### Directions
Scan the data below and pick out the lines containing the word "link".

^^^^

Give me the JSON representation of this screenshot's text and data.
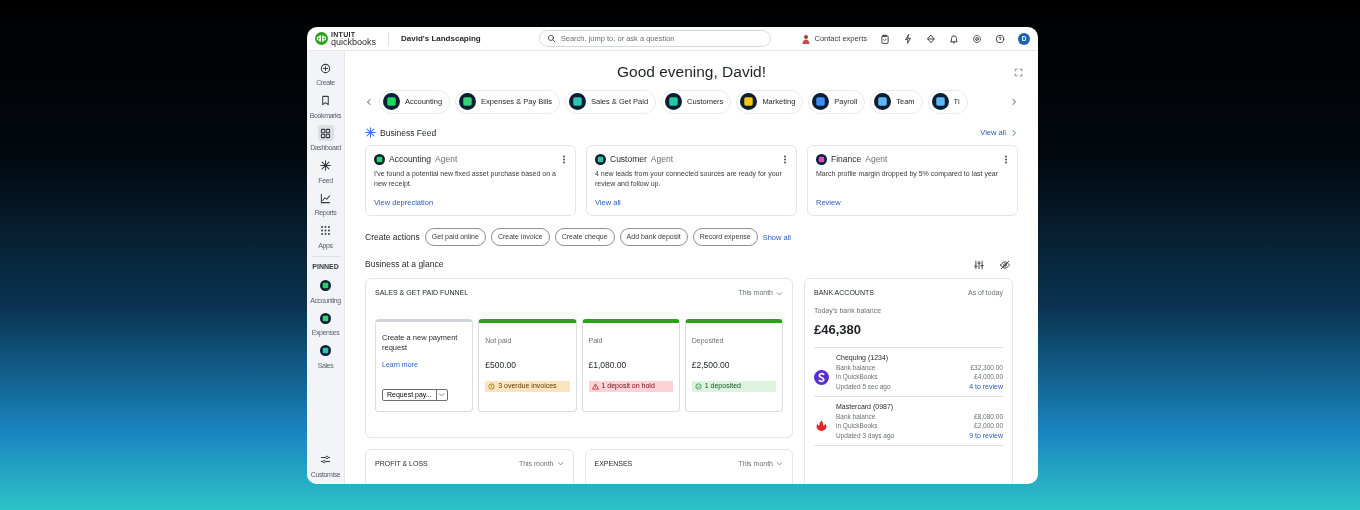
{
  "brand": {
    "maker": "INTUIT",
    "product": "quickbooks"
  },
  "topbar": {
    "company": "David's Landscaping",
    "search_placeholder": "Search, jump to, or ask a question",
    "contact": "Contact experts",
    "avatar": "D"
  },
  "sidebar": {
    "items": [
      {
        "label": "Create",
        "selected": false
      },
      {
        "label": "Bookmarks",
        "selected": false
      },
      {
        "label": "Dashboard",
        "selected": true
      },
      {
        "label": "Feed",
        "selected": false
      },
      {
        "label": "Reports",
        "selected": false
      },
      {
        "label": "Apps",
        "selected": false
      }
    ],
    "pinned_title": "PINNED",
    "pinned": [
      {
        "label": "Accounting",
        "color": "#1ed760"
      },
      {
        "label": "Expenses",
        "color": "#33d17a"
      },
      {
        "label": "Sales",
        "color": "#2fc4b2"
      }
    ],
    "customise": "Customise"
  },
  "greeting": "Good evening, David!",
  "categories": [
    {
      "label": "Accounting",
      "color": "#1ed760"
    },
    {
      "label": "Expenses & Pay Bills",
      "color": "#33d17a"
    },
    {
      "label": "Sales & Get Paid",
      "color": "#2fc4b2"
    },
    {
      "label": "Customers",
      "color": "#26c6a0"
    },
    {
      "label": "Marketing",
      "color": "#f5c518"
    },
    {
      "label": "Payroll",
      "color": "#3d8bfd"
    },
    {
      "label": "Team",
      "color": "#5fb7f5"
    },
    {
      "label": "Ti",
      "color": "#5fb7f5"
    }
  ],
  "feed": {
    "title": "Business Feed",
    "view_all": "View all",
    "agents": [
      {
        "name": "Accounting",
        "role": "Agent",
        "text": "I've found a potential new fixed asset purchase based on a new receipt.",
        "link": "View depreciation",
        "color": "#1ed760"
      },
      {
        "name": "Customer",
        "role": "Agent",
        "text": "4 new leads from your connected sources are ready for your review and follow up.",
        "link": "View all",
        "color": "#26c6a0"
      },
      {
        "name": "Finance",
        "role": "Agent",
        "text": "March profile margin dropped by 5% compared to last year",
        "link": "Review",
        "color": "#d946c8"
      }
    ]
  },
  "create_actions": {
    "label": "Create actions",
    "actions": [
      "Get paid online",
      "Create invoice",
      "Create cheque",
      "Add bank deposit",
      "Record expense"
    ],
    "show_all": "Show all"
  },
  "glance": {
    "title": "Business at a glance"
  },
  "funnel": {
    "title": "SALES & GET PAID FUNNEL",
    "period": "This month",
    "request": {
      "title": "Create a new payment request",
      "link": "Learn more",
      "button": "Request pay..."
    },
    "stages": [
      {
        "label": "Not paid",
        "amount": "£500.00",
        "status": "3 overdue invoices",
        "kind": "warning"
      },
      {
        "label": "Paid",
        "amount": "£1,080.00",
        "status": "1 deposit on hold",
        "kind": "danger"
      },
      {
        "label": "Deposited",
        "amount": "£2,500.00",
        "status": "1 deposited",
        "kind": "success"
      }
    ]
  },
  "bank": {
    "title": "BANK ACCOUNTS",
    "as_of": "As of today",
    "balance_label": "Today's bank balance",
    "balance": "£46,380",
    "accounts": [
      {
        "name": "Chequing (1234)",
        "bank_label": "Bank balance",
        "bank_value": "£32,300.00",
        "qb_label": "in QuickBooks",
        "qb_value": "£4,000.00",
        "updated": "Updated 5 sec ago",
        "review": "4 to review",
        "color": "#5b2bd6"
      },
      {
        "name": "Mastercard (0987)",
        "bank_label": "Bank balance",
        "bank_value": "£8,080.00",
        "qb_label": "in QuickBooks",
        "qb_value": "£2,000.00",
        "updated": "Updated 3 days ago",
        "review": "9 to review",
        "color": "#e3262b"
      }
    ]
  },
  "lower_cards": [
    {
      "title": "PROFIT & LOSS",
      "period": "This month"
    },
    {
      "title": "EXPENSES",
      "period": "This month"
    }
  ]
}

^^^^

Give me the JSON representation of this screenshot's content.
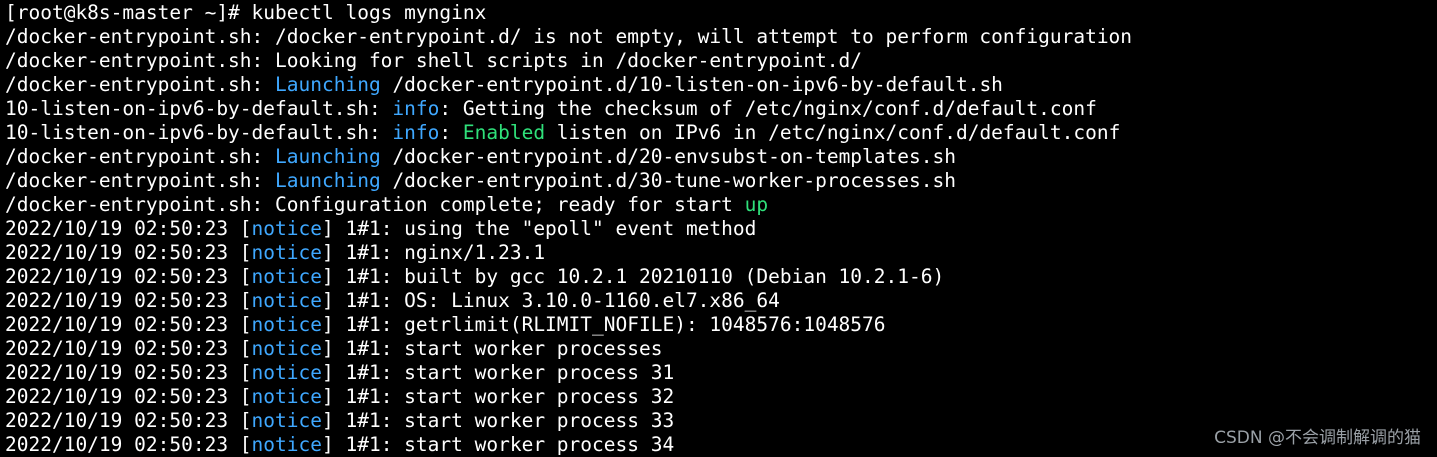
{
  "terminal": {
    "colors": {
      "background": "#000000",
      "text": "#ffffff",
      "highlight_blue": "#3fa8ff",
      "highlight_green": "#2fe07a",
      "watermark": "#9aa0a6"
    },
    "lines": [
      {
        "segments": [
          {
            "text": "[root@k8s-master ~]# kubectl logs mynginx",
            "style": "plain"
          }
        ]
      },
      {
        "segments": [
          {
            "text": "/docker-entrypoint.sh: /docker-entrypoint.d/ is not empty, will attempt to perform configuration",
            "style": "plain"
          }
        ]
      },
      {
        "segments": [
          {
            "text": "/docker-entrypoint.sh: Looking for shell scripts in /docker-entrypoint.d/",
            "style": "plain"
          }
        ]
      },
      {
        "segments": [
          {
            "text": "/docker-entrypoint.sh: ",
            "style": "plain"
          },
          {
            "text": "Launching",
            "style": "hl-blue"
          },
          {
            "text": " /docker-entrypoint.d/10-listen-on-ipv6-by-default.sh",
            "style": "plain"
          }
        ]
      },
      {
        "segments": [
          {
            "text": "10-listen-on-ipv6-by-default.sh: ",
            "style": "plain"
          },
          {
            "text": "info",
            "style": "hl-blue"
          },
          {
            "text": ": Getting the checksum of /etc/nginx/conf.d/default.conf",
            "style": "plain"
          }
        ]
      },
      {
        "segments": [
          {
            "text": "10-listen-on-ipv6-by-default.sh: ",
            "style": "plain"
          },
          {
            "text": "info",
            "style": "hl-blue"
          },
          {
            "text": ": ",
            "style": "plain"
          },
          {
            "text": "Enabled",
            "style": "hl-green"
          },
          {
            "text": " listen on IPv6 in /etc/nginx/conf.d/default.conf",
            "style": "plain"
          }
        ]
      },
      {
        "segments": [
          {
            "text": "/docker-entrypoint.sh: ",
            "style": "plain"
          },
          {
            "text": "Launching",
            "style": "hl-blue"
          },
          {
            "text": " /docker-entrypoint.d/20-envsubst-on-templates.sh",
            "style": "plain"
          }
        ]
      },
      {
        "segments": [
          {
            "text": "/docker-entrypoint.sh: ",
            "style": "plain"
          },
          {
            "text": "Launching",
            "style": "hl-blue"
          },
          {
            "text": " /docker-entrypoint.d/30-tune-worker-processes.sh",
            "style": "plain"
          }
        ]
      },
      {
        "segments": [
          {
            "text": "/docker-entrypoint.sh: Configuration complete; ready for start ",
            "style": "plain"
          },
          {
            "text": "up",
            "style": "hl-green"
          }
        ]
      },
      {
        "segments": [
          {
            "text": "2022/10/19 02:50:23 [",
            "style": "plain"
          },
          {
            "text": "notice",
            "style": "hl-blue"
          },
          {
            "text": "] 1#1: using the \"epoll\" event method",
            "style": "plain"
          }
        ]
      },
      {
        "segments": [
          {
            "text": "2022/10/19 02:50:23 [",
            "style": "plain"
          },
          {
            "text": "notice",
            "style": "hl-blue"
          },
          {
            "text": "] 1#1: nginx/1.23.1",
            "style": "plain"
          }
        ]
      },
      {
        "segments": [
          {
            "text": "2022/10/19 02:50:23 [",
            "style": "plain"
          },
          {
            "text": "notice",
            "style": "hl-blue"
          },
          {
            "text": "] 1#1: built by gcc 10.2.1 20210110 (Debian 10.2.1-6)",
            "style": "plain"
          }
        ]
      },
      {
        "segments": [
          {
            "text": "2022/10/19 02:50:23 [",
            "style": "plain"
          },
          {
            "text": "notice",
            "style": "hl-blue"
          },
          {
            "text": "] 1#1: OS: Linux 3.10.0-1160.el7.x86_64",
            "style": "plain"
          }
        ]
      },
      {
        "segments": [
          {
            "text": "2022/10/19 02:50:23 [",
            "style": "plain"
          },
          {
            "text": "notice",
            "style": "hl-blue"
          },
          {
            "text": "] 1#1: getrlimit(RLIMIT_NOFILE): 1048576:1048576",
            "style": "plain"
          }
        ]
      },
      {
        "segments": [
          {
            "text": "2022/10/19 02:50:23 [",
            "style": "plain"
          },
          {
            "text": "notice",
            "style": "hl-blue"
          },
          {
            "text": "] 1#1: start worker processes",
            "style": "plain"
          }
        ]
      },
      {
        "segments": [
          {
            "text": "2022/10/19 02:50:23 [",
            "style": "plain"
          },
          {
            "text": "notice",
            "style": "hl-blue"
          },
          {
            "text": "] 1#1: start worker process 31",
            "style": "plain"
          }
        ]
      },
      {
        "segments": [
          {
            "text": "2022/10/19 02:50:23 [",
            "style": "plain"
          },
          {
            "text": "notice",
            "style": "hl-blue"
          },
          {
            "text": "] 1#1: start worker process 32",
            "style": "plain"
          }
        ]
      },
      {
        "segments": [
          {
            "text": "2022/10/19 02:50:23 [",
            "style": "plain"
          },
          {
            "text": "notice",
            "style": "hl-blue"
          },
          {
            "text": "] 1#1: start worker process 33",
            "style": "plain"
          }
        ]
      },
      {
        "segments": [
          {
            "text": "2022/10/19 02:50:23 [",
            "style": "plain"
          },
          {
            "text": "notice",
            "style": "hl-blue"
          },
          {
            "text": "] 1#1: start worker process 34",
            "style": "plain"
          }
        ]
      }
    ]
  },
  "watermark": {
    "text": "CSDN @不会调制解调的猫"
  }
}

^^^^

### Output below
        "link": "View depreciation",
        "link": "View all",
        "link": "Review",
      "link": "Learn more",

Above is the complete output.